Elms at Middlebury- A HistoryLike many other towns, cities, and campuses, Middlebury has a long and storied history with the Amercian Elm. The following are pictures from the College Digital Archives (thanks! see them for copyright information) and the tree files from Middlebury’s office of Facilities Services. Click on the pictures for a larger view.
Looking through the colleges digital archives , early pictures of the campus show a nearly treeless landscape. The College was sited outside of town, on a rocky knoll, in what was probably poor sheep pasture.
The Town of Middlebury at this time, like many other New England towns and cities, featured elm lined streets.
In the 1920’s Middlebury College started a concerted effort to plant many more trees on campus, and American Elm figured prominently, as was typical for town and municipal plantings of the era.
Two pictures of the Chi Psi house (now Munford) show how quickly elms can mature and make an impact in the landscape.

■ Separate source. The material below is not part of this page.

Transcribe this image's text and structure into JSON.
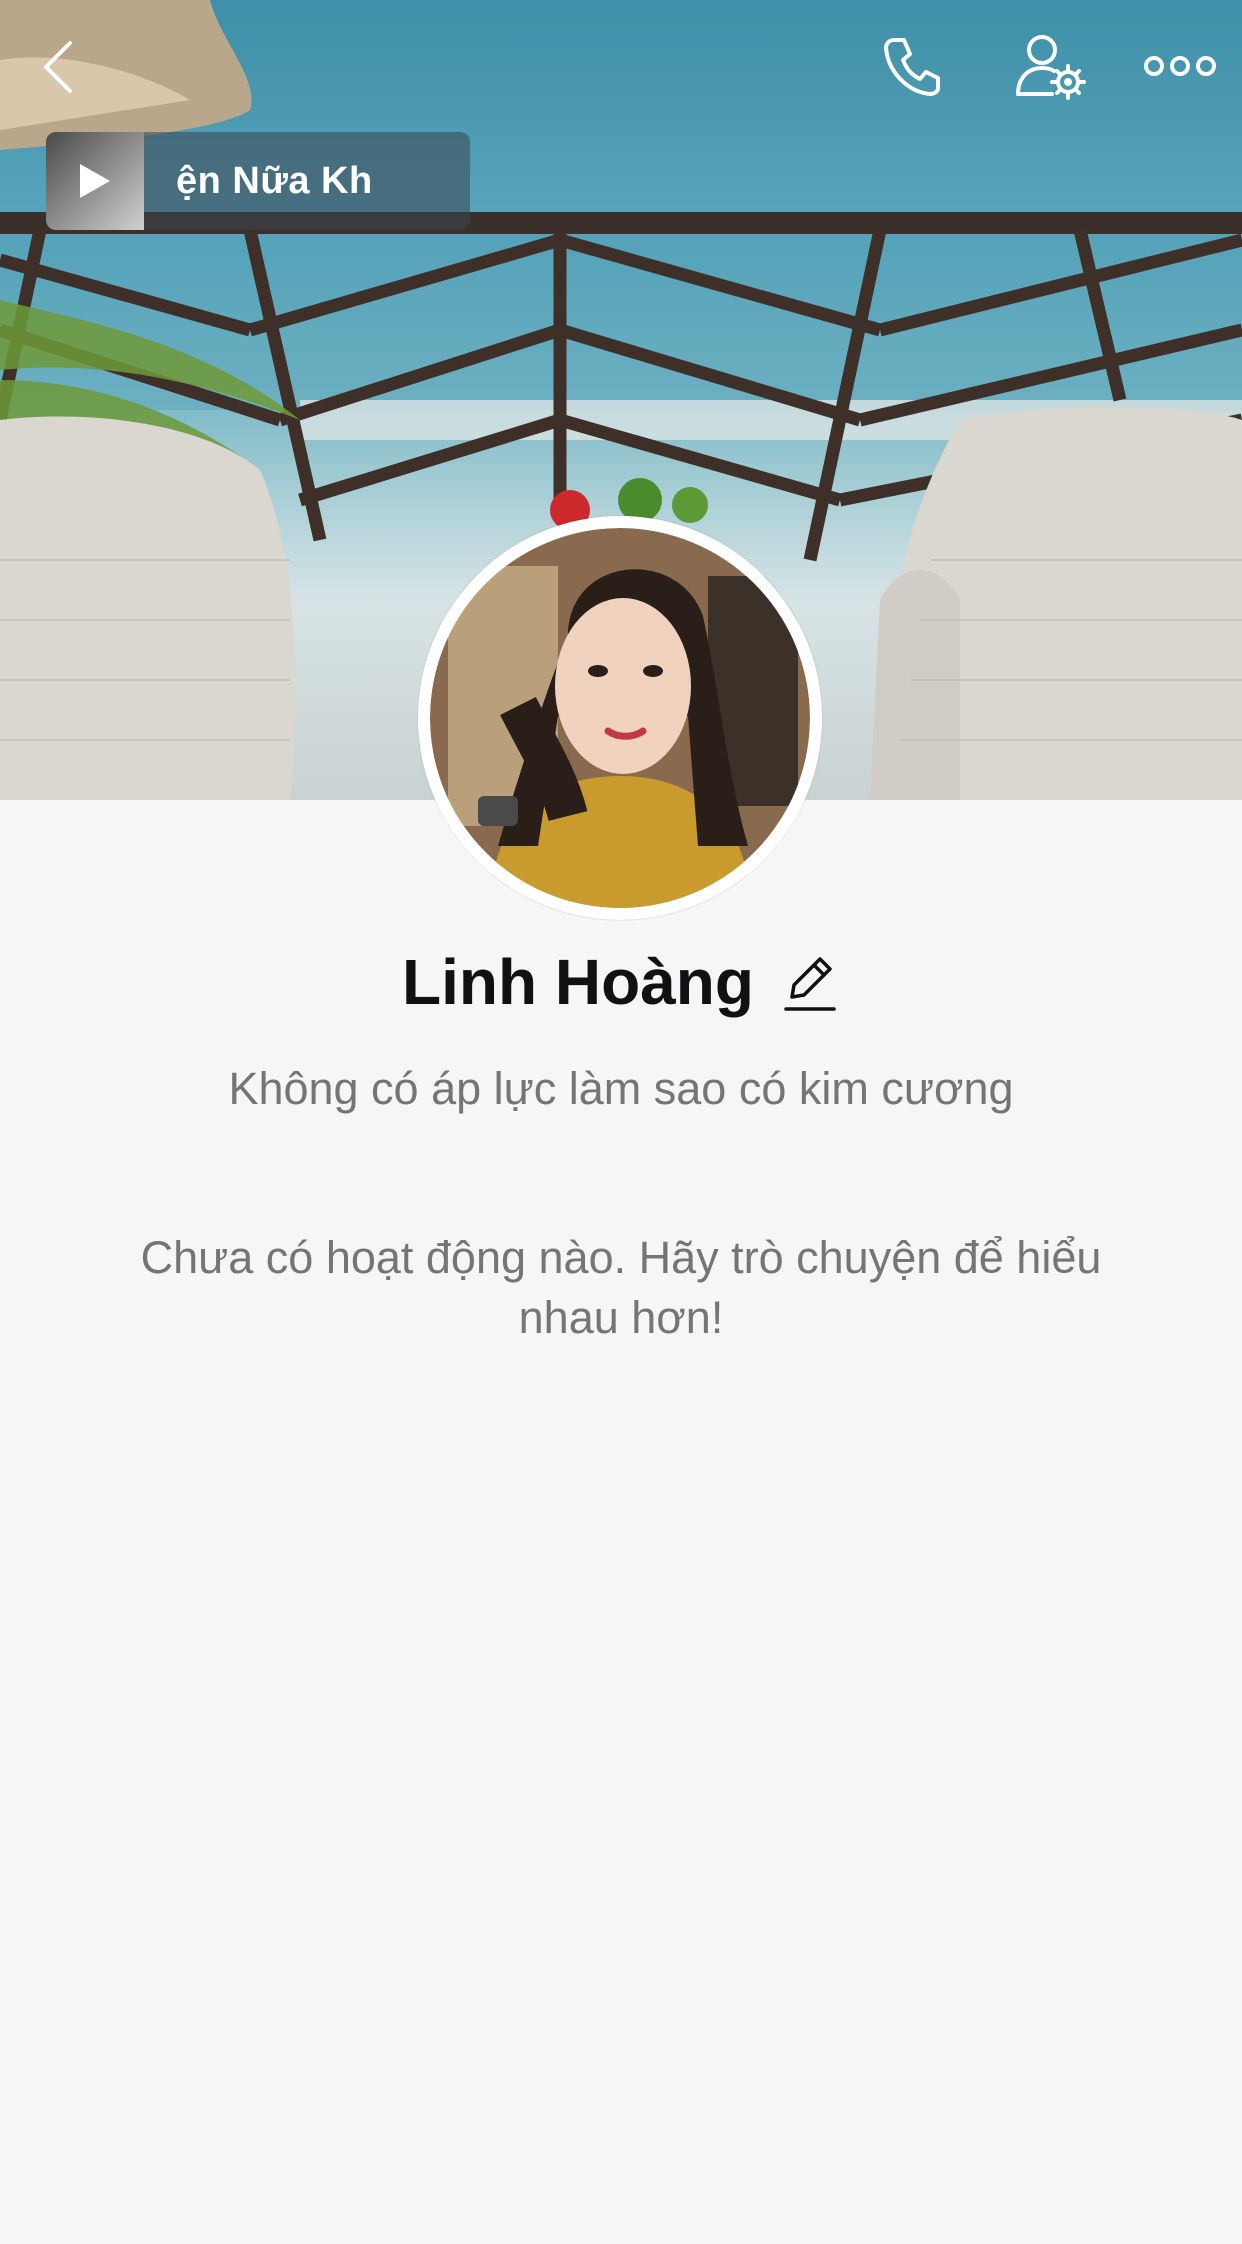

For about 40 years, the elms grew well, and about 200 graced the campus. Elms lined the walkway to Mead Chapel, forming the classic cathedral shaped arch over the sidewalk. Elms were planted along College Street, lower campus, and in the small quad around Mead, Proctor, Hillcrest and Gifford. Elms were also planted around many of the fraternities, such as DKE and Chi Psi.
At maturity, elms lined many streets and buildings, creating an attractive shade canopy for campus and town roads, such as College Street.
Dutch Elm disease had come into the state in 1945 down near Bennington, but hadn’t made into the Middlebury area until 1960.
Rachel Carson’s classic book ‘Silent Spring’ effectively ended the barely effective sprays, with spraying in the Middlebury area discontinued in the early 1980’s. Other pesticides were trialed, including Malathion and Bidrin.
Sanitation was also emphasized. The State of Vermont would inspect elms, and when a dying tree was found, it would be tagged, and a notice sent to the landowner requiring removal of the tree.
Middlebury removed many elms early in the battle, and again in the 1070’s and 80’s, with over 117 lost in a three year period from ‘84-’86. From 1981-1991, 174 elms were lost. Many of the remaining trees had major limbs removed to stop the spread of the disease.